Blog posts and articles about how to write series inevitably stress hooking the reader, generating repeat sales, and establishing brand. Some even suggest allowing reader feedback to shape future books. All that stuff we heard as novice scribes about the need to write a unique story borne of our singular creative spark? It’s never mentioned here. This is fiction by committee. I’m acquainted with plenty of writers who want to pen stories this way. I am not one of them.
Publishers are looking for series, particularly in the mystery/thriller genres. They want guaranteed wins. And despite the success of stand alones like Gillian Flynn’s GONE GIRL, the pubs have decided series are the best way to get those wins. So, yeah, you bet I’m insecure.
These days, if asked what I write, I say fiction. If pressed, psychological thrillers. Over the past year, I’ve dissasociated myself from the mystery genre, and that brings me to insecurity number two.
When first starting on this path—writing is a path, right?—I was nervous. I wanted to share my trials and tribulations with other fledgling writers. Or maybe I just needed to belong, hard to say. Regardless of motivation, I joined several writing groups. There were no groups organized around the type of writing I wanted to do, so I tried to adapt.
I learned there is danger in affiliating yourself with an organization that doesn’t share your goals. It is natural for a group to assume you joined because you want to do what they do. It makes sense that most of their advice and feedback would be directed at corralling you under their umbrella, but therein lies the peril. If you are insecure about where you’re headed or too shy to speak out, the group may end up helping you reach their goal instead of your own. Under a constant barrage of “you’re doing it wrong,” the harder you work to fit in, the more you try to please, the greater the risk of losing your way. Self-doubt is a slippery slope, my darlings. Don’t let yourself stumble.
For me, it went beyond not wanting to write a series. I had no interest in writing cozies, procedurals, romance, happily ever afters, or action packed thrillers. Thus, 2012 marked my resignation from three writer groups. For the first time in six years I’m on my own, and to tell you the truth, it’s pretty damn scary.
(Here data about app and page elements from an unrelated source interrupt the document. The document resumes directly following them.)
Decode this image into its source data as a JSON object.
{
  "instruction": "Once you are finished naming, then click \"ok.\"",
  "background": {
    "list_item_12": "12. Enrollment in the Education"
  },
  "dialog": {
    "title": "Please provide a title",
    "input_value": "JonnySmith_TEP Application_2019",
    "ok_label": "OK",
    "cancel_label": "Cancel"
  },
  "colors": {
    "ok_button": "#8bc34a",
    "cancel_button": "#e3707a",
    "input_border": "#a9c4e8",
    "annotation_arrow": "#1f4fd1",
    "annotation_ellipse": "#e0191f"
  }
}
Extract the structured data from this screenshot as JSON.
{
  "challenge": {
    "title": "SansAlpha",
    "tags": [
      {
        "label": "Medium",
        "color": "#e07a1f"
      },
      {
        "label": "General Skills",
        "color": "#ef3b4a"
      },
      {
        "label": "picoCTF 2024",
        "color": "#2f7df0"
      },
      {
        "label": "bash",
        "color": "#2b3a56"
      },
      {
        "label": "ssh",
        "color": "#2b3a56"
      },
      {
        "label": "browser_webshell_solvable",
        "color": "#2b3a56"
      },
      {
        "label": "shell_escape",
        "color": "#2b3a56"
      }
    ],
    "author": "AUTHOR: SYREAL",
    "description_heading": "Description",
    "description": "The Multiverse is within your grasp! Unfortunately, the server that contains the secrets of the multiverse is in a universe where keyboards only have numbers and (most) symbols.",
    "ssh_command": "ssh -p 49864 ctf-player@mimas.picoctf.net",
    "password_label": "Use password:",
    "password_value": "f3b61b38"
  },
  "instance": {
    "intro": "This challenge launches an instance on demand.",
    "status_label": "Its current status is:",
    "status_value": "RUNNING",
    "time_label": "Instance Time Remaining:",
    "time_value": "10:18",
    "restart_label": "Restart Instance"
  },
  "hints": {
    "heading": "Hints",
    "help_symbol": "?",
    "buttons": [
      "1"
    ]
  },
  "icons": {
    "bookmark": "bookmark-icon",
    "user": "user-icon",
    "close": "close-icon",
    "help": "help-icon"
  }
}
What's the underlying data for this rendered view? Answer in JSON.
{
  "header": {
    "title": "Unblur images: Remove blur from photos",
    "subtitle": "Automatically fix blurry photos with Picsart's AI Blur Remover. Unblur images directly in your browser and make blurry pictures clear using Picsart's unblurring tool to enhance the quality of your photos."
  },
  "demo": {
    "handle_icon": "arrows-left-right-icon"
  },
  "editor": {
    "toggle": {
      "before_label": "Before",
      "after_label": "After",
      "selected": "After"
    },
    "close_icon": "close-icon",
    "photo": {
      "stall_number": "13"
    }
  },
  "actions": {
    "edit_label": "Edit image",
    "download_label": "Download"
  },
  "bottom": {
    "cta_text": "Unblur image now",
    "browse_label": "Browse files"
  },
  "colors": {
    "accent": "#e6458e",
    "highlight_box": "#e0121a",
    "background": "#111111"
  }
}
At least I have IWSG. 🙂
What are you feeling
insecure about this month?